The government awakened to the situation three days into the protest. The turning point was the very public change in the itinerary of the Prime Minister on a visit to Hull: the police advised Mr Blair not to attend a much publicised dinner engagement, and he was whisked back to London. Meanwhile, quietly, and on the same day, the government had assumed emergency powers by asking the Queen to sign an Order in Council.

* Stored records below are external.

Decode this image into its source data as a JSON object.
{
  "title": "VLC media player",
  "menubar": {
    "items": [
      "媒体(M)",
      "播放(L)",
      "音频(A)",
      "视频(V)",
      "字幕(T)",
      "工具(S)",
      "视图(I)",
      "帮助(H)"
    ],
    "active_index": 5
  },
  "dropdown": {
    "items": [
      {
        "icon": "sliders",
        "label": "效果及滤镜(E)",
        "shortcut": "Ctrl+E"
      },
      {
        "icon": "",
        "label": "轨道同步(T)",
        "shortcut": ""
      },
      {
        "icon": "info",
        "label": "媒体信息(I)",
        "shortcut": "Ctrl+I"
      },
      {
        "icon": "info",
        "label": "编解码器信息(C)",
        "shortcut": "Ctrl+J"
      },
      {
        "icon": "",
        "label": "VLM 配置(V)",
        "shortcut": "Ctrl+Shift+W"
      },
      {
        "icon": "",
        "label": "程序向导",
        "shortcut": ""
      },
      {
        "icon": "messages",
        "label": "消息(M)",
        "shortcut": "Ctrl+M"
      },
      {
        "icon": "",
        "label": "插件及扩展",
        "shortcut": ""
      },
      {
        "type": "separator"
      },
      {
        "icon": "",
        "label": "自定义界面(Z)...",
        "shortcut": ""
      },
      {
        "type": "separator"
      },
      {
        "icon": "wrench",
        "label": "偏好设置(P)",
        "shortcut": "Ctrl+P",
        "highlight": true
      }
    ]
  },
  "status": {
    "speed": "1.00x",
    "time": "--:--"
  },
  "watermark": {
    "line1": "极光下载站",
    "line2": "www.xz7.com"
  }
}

It is said that modern telecommunications technology has a significant impact upon the making of political crises: it enables perception to feed upon the images, which serves to re-enforce the perception. On the one side, we saw images of the protestors and of pickets outside petrol depots, of closed petrol we had the rather unusual image of a 'hostile' crowd at a Prime Ministerial function, active police presence, and the very public way in which the Prime Minister was 'forced' to change his itinerary and return to London. This hasty 'retreat' signalled a change in policy and soon a battle of words followed; the Prime Minister, other ministers and numerous spokespersons pointedly denounced the protestors in the name of democracy, and presented a tough government line. Policy, it was claimed, cannot be made on the streets, or in response to pressure from this or that group, rather the government has the duty to make policy based on the general interests of the country.

Tough talk always raises the stakes and is menacing: the government could not yield to the specific demands of the protestors without being exposed to the charge of 'weakness' and loss of political authority; nor could the government take on the 'unknown quantity' of this protest head on. Suddenly, 'politics' was dead and we were in a zero-sum game, allowing for one winner only. …